Dynamic mode decomposition for compressive system identification
Dynamic mode decomposition has emerged as a leading technique to identify spatiotemporal coherent structures from high-dimensional data, beneﬁting from a strong connection to nonlinear dynamical systems via the Koopman operator. In this work, we integrate and unify two recent innovations that extend DMD to systems with actuation and systems with heavily subsampled measurements.
Compressive System Identification
A major benefit of dynamic mode decomposition is that it provides a physically interpretable and highly extensiblelinear model framework, which enables the incorporation of actuation inputs and sparse output measurements. When combined, these innovations result in the compressive DMD with control (cDMDc) architecture for compressive system identification, where low-order models are identified from input–output measurements. In contrast to traditional system identification, the reduced states of the cDMDc models may be used to reconstruct the high-dimensional state space via compressed sensing, adding physical interpretability to the models. Thus, cDMDc relies on the existence of a few dominant coherent patterns, which in turn facilitates sparse measurements.

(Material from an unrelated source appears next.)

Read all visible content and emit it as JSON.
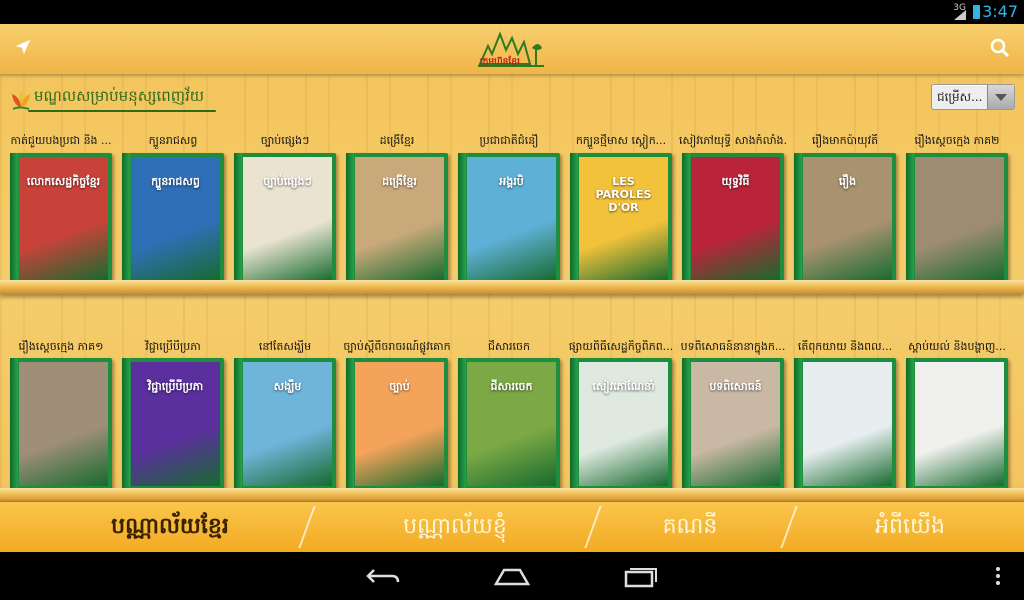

Two-dimensional system with known dynamics: (a) phase portrait (color denotes the progression of time), (b) x-t diagram of inflated high-dimensional system, (c) two orthogonal modes of P and (d) DCT coefficients of the two modes of P.